By Keerthana Venkatesh
Contributing Author for Spark Igniting Minds
Ever since the coronavirus pandemic broke out and has been spread worldwide, there’s been a major shift in discussions, debates, and actions of the people. Everyone’s trying to be a helping hand in their own little ways – be it a homeless person living off the street but holding up his lantern during the nation-wide solidarity act, animal lovers fighting for their rights to feed street animals, restaurants providing free food for the underprivileged, people paying their domestic helps their full salaries despite their inability to come to work, or even those little Thank-yous with a smile to that check-out person at the grocery store.
But turn the pages of time and you’ll find that every time there’s been a crisis, people have always banded together like a force to reckon with. Even in times of nearly invisible social media when the Kargil war broke out, people across the country and Indians from overseas joined hands to help the government fund the living expenses of martyrs’ families.
Cut back to 1947 when India also fell victim to the bubonic plague.

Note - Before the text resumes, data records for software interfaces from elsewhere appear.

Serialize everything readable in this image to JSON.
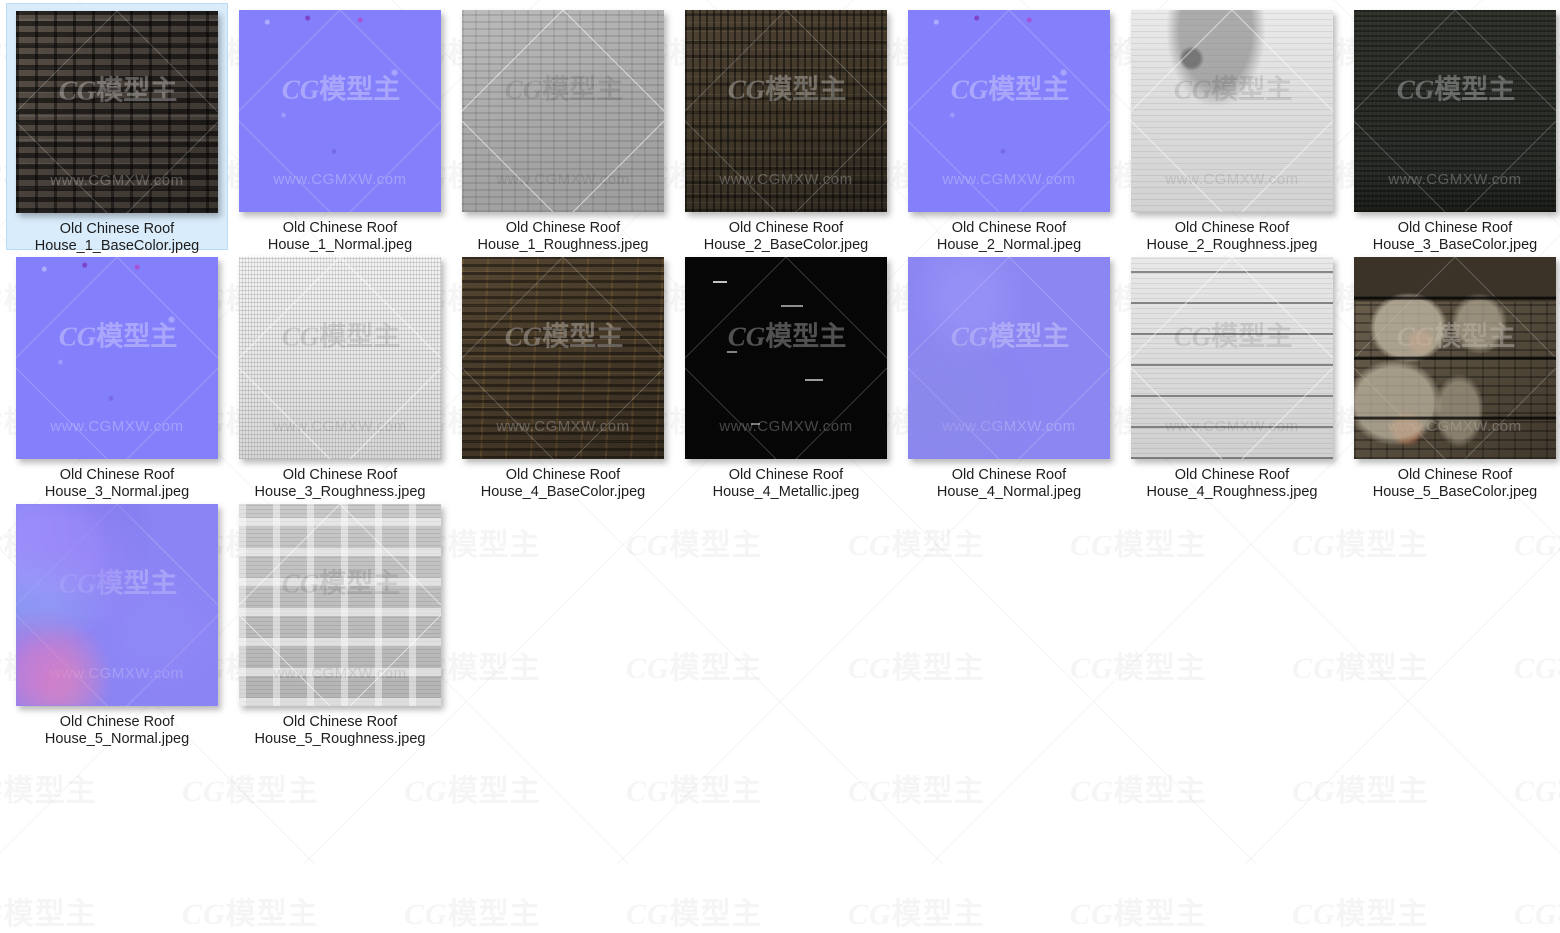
{
  "window": {
    "background_color": "#ffffff",
    "selection_color": "#d9ecfb",
    "layout": "icon-grid",
    "columns": 7,
    "rows": 3
  },
  "background_watermark": {
    "brand": "CG",
    "brand_cn": "模型主",
    "pattern": "diagonal-cross-hatch"
  },
  "thumbnail_watermark": {
    "brand": "CG",
    "brand_cn": "模型主",
    "url": "www.CGMXW.com"
  },
  "items": [
    {
      "line1": "Old Chinese Roof",
      "line2": "House_1_BaseColor.jpeg",
      "caption": "Old Chinese Roof\nHouse_1_BaseColor.jpeg",
      "texture": "t-basecolor-1",
      "tone": "dark",
      "selected": true
    },
    {
      "line1": "Old Chinese Roof",
      "line2": "House_1_Normal.jpeg",
      "caption": "Old Chinese Roof\nHouse_1_Normal.jpeg",
      "texture": "t-normal-flat",
      "tone": "dark",
      "selected": false
    },
    {
      "line1": "Old Chinese Roof",
      "line2": "House_1_Roughness.jpeg",
      "caption": "Old Chinese Roof\nHouse_1_Roughness.jpeg",
      "texture": "t-rough-1",
      "tone": "light",
      "selected": false
    },
    {
      "line1": "Old Chinese Roof",
      "line2": "House_2_BaseColor.jpeg",
      "caption": "Old Chinese Roof\nHouse_2_BaseColor.jpeg",
      "texture": "t-basecolor-2",
      "tone": "dark",
      "selected": false
    },
    {
      "line1": "Old Chinese Roof",
      "line2": "House_2_Normal.jpeg",
      "caption": "Old Chinese Roof\nHouse_2_Normal.jpeg",
      "texture": "t-normal-flat",
      "tone": "dark",
      "selected": false
    },
    {
      "line1": "Old Chinese Roof",
      "line2": "House_2_Roughness.jpeg",
      "caption": "Old Chinese Roof\nHouse_2_Roughness.jpeg",
      "texture": "t-rough-2",
      "tone": "light",
      "selected": false
    },
    {
      "line1": "Old Chinese Roof",
      "line2": "House_3_BaseColor.jpeg",
      "caption": "Old Chinese Roof\nHouse_3_BaseColor.jpeg",
      "texture": "t-basecolor-3",
      "tone": "dark",
      "selected": false
    },
    {
      "line1": "Old Chinese Roof",
      "line2": "House_3_Normal.jpeg",
      "caption": "Old Chinese Roof\nHouse_3_Normal.jpeg",
      "texture": "t-normal-flat",
      "tone": "dark",
      "selected": false
    },
    {
      "line1": "Old Chinese Roof",
      "line2": "House_3_Roughness.jpeg",
      "caption": "Old Chinese Roof\nHouse_3_Roughness.jpeg",
      "texture": "t-rough-3",
      "tone": "light",
      "selected": false
    },
    {
      "line1": "Old Chinese Roof",
      "line2": "House_4_BaseColor.jpeg",
      "caption": "Old Chinese Roof\nHouse_4_BaseColor.jpeg",
      "texture": "t-basecolor-4",
      "tone": "dark",
      "selected": false
    },
    {
      "line1": "Old Chinese Roof",
      "line2": "House_4_Metallic.jpeg",
      "caption": "Old Chinese Roof\nHouse_4_Metallic.jpeg",
      "texture": "t-metallic",
      "tone": "dark",
      "selected": false
    },
    {
      "line1": "Old Chinese Roof",
      "line2": "House_4_Normal.jpeg",
      "caption": "Old Chinese Roof\nHouse_4_Normal.jpeg",
      "texture": "t-normal-soft-b",
      "tone": "dark",
      "selected": false
    },
    {
      "line1": "Old Chinese Roof",
      "line2": "House_4_Roughness.jpeg",
      "caption": "Old Chinese Roof\nHouse_4_Roughness.jpeg",
      "texture": "t-rough-4",
      "tone": "light",
      "selected": false
    },
    {
      "line1": "Old Chinese Roof",
      "line2": "House_5_BaseColor.jpeg",
      "caption": "Old Chinese Roof\nHouse_5_BaseColor.jpeg",
      "texture": "t-basecolor-5",
      "tone": "dark",
      "selected": false
    },
    {
      "line1": "Old Chinese Roof",
      "line2": "House_5_Normal.jpeg",
      "caption": "Old Chinese Roof\nHouse_5_Normal.jpeg",
      "texture": "t-normal-soft",
      "tone": "dark",
      "selected": false
    },
    {
      "line1": "Old Chinese Roof",
      "line2": "House_5_Roughness.jpeg",
      "caption": "Old Chinese Roof\nHouse_5_Roughness.jpeg",
      "texture": "t-rough-5",
      "tone": "light",
      "selected": false
    }
  ]
}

My octogenarian aunt was recounting those times when they were residing in Hyderabad. The plague, combined with India’s freedom struggle, created quite a difficult situation for many. Isolation, poor supply-chain, lack of choice of goods and terribly few communication channels practically disrupted everyone’s lives. Luckily for my paternal side of the family, they had a few milch at home. Despite being a huge family, my octogenarian aunt recounts, her mother insisted that they shared their production of milk with anyone who came by in need of it. If the family received the bare minimum to survive the day, that was all that they needed – the rest was to help others survive.
Cut to the current crisis. Even as non-essential goods retailers have shut shop and are facing the economic brunt, it’s just amazing to see how the store's next doors are helping them stay afloat. A dairy near where I stay has been selling wares from bakeries and snacks stores in the neighborhood without charging a commission, just out of goodwill. A supermarket has stocked one shelf up with stationery items from a neighborhood stationer. Another has been selling sweets made by a local favorite sweet stall.
But what’s more endearing is that people who would otherwise prefer visiting one of those supermarket giants in our street are actually making an effort to visit these smaller grocers and vendors just to help them sustain through these difficult times.
While people are out there talking about Chef Jose’s World Central Kitchen and all the wonderful ways it helps people affected by various crises around the world, these small acts by the common man is what reinforces our faith in compassion, humanity and in all great things that come in small packages and justifying that big things come in small capsules.
About the Author
Keerthana Venkatesh is a passionate writer with a penchant for positivism via thoughts, actions and alternative therapies.
She has worked on the editorial of some of India’s biggest media houses and as content management and marketing head in various corporates.
An avid traveler and a doting mother, she finds inspiration and the energy of positivism through places, people and her daughter which she showcases in her blog titled "This Short Story"!